Harwood was tempted to call his brother back and rip him for sending him this colossally stupid idea of a prank. But his brother clearly had no prior knowledge of this, and neither did anyone else whom he knew. Aside from his family, no one else even knew where he lived.

Harwood went into the kitchen and began brewing himself another cup of tea. The photo was by now burned into his brain. It was not a joke. It meant something – it had to come from somewhere. But he knew he would probably never know from where.

The photo was still occupying the back of his mind when he took a walk through the town center the next day, although he tried to focus on the scene around him. Even though he had only ventured to the town to run some small errands, he purposely took the scenic route through the central plaza. It was a vibrant place, fully of lush greenery, well-paved asphalt walkways, and a beautiful fountain that sprayed jets of water into a large wide basin. It was a pleasant day and there were scores of people milling around. Harwood walked around the perimeter of the plaza and gazed at the fountain.

There were too many people for him to notice any particular person. But as he walked past a set of benches at the edge of the plaza, he noticed someone sitting on one up ahead. She didn’t catch his eye at first but once she looked in his direction and he saw her face, his heart skipped a beat. He stood in place and looked at her discreetly, trying hard not to make eye contact with her.

           She wasn’t someone that he knew. But her face looked identical to the woman who was in the photo with him.

           Harwood rubbed his eyes, blinked, turned his head around, then turned back again. She was now looking at the laptop that sat on her lap and on which she was typing. He could no longer see her entire face but she still looked like the one who was embracing him in the mysterious photo he received in the mail.

           He slowly walked over to her, not wanting to seem threatening. She was clearly busy and did not appear to want to be disturbed, least of all by a strange man. Harwood thought about just leaving her alone, that the physical resemblance was a coincidence and nothing more. But his mind couldn’t accept that was the case.

           He stood in front of her, about six feet away from her, trying to get another look at her face without appearing to be leering at her. Eventually there was no doubt in his mind that the two faces were the same. He cleared his throat, and mustered up every ion of courage in his body to introduce himself.

           “Hi there. Nice day, isn’t it?”

           She looked up at him, and to his great relief, she grinned slightly. “Sure is. It’s great weather for working outside.”

           Harwood smiled back at her. “I hope you’re not working too hard on a day that’s clearly meant for play.”

           “Well, I kind of have to get this thing done soon. It’s a book I’m writing and my publisher needs another draft on Monday.”

           “You’re writing a book? What’s it about?”
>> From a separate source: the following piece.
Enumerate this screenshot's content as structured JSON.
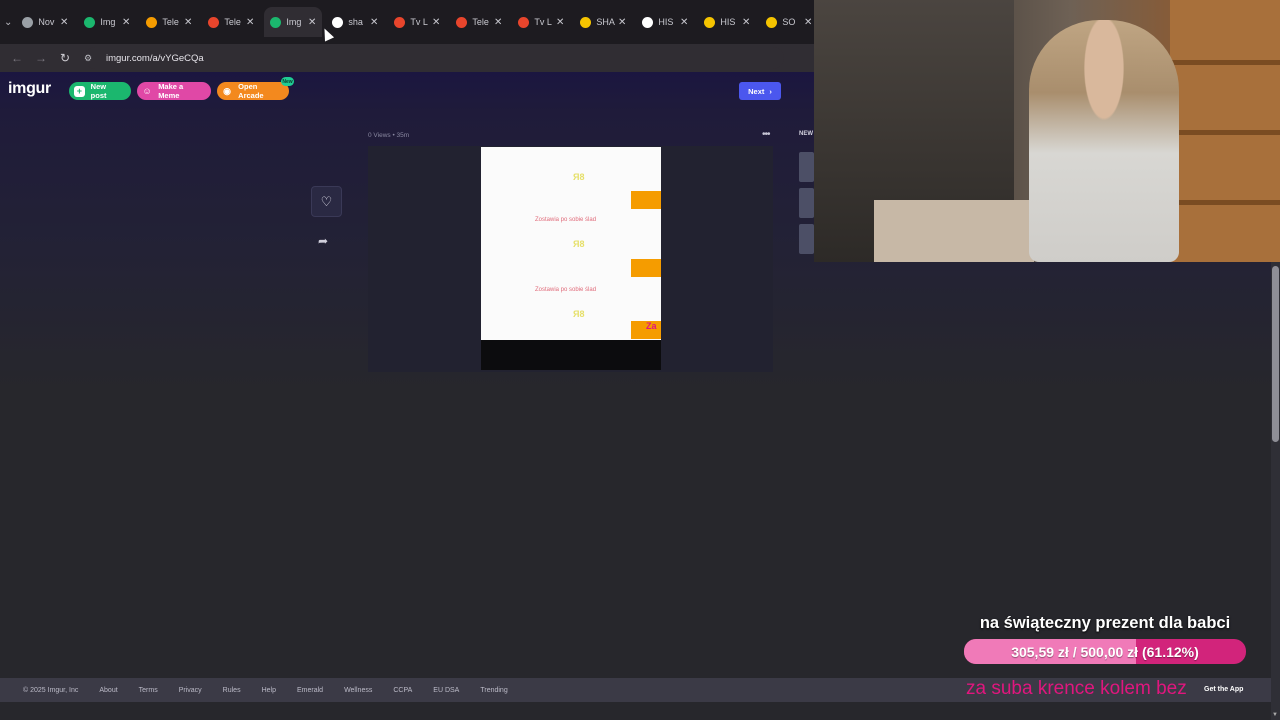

           She paused, smiling directly at him. “It’s called, You Have to Make the Future Happen.”

           Harwood didn’t say a word at first. The words imprinted on his brain as if a branding iron burned them on there. He watched as she returned her attention to her computer screen.
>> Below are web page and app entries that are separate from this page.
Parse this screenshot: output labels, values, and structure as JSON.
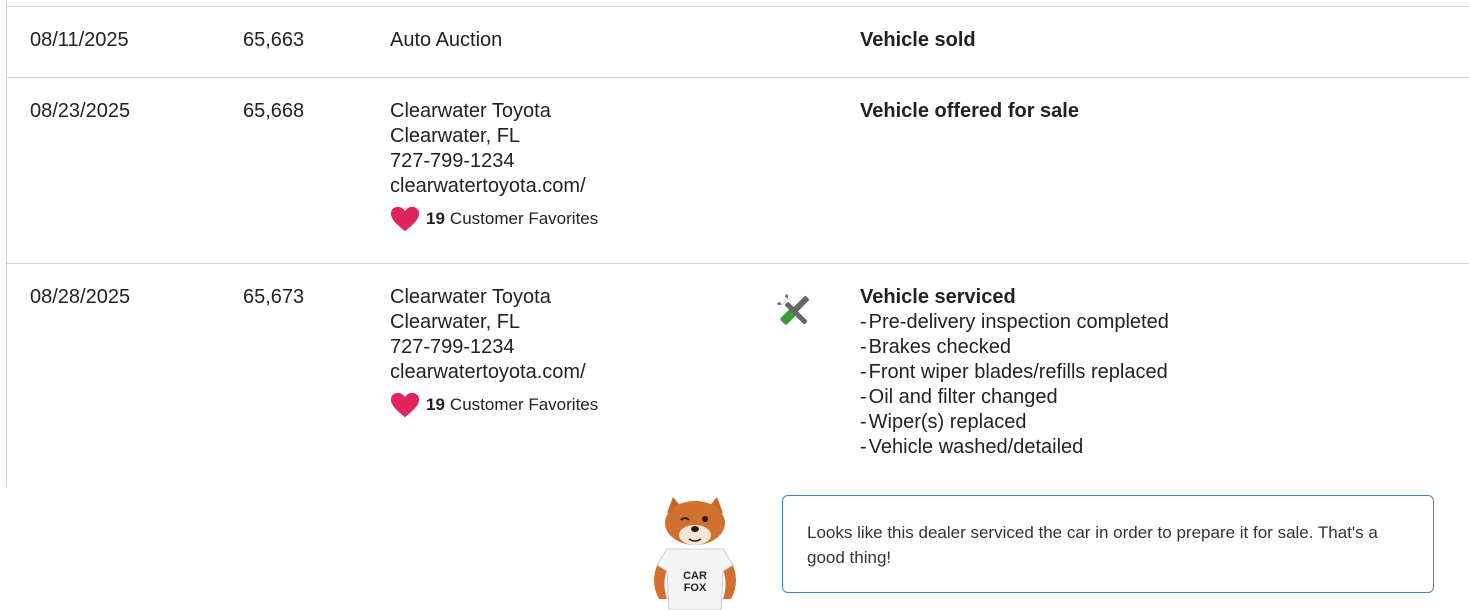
{
  "rows": [
    {
      "date": "08/11/2025",
      "mileage": "65,663",
      "source": {
        "lines": [
          "Auto Auction"
        ]
      },
      "event_title": "Vehicle sold",
      "details": []
    },
    {
      "date": "08/23/2025",
      "mileage": "65,668",
      "source": {
        "lines": [
          "Clearwater Toyota",
          "Clearwater, FL",
          "727-799-1234",
          "clearwatertoyota.com/"
        ],
        "favorites_count": "19",
        "favorites_label": "Customer Favorites"
      },
      "event_title": "Vehicle offered for sale",
      "details": []
    },
    {
      "date": "08/28/2025",
      "mileage": "65,673",
      "source": {
        "lines": [
          "Clearwater Toyota",
          "Clearwater, FL",
          "727-799-1234",
          "clearwatertoyota.com/"
        ],
        "favorites_count": "19",
        "favorites_label": "Customer Favorites"
      },
      "event_icon": "service-tools-icon",
      "event_title": "Vehicle serviced",
      "details": [
        "Pre-delivery inspection completed",
        "Brakes checked",
        "Front wiper blades/refills replaced",
        "Oil and filter changed",
        "Wiper(s) replaced",
        "Vehicle washed/detailed"
      ]
    }
  ],
  "tip": {
    "mascot": "carfox-mascot",
    "mascot_shirt_text": "CAR FOX",
    "text": "Looks like this dealer serviced the car in order to prepare it for sale. That's a good thing!"
  },
  "colors": {
    "divider": "#d6d6d6",
    "heart": "#e0245e",
    "tip_border": "#3a87c8",
    "wrench_green": "#3a9a3a",
    "tool_gray": "#666666"
  }
}
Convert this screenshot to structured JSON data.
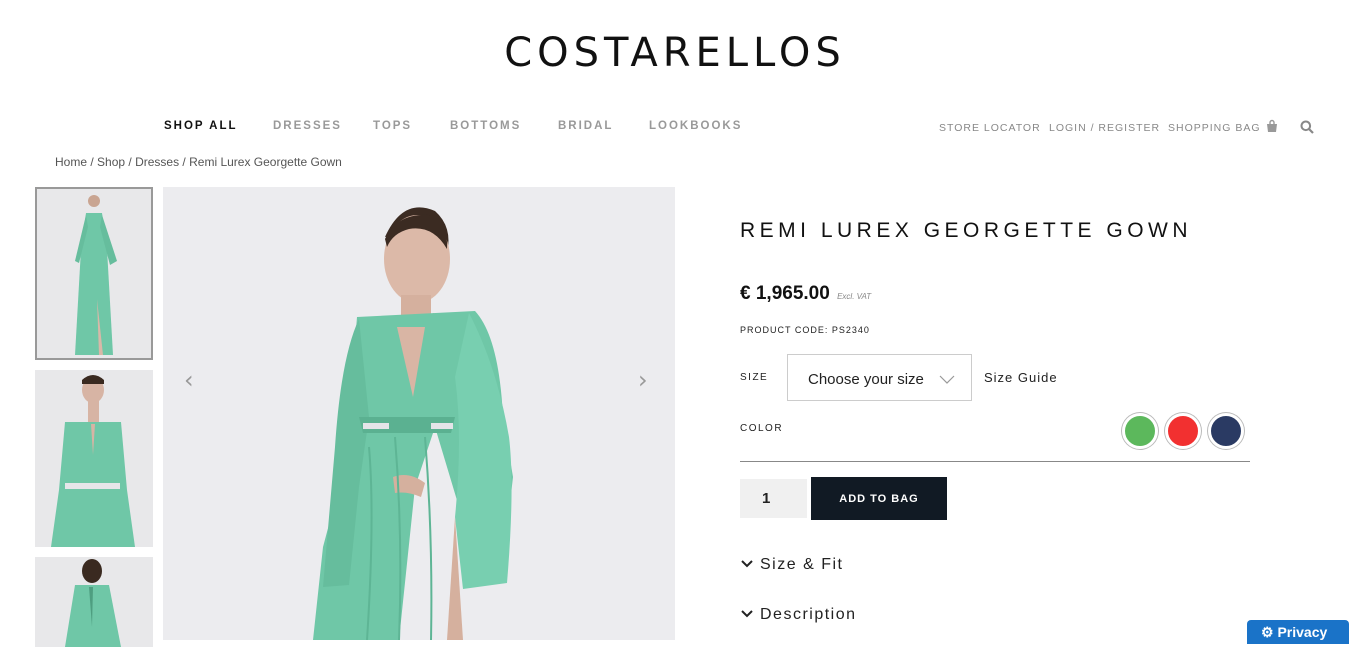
{
  "brand": {
    "logo_text": "COSTARELLOS"
  },
  "nav": {
    "items": [
      "SHOP ALL",
      "DRESSES",
      "TOPS",
      "BOTTOMS",
      "BRIDAL",
      "LOOKBOOKS"
    ],
    "active": "SHOP ALL",
    "utility": {
      "store_locator": "STORE LOCATOR",
      "login": "LOGIN / REGISTER",
      "bag": "SHOPPING BAG"
    }
  },
  "breadcrumb": {
    "home": "Home",
    "shop": "Shop",
    "dresses": "Dresses",
    "current": "Remi Lurex Georgette Gown",
    "separator": " / "
  },
  "product": {
    "title": "REMI LUREX GEORGETTE GOWN",
    "price": "€ 1,965.00",
    "vat_note": "Excl. VAT",
    "code_label": "PRODUCT CODE: PS2340",
    "size_label": "SIZE",
    "size_placeholder": "Choose your size",
    "size_guide": "Size Guide",
    "color_label": "COLOR",
    "colors": [
      "#5cb85c",
      "#f23030",
      "#2a3a63"
    ],
    "quantity": "1",
    "add_to_bag": "ADD TO BAG",
    "accordions": [
      "Size & Fit",
      "Description"
    ]
  },
  "gallery": {
    "dress_color": "#6fc7a7"
  },
  "privacy": {
    "label": "Privacy"
  }
}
           “Wow. That’s deep. You’re quite the thinker there.”

           She smiled at him again. “Thank you. I hope you’ll look for the book when it’s out in stores.”

           Harwood was very entranced by her smile and her face; she really was a gorgeous woman. There were lots of questions on his mind, but only one where the answer really mattered.

           “When you’re finished with your writing, would you like to get a cup of coffee?” As soon as the words left his mouth, his stomach twisted itself into a hundred knots, and he felt almost sick.

           The woman looked up at him with a surprised expression. “Sure!” She clicked on her computer keyboard, closed the lid and placed the device in her nearby bag. “My manuscript can wait a few hours. Let’s go right now!”

           As soon as she stood up from the bench, Harwood took her hand into his. He felt as if he was on a cloud of helium. It was a feeling he had never experienced before, and what made it even better was that he had made it happen himself.

December 03, 2021 22:09

You must sign up or log in to submit a comment.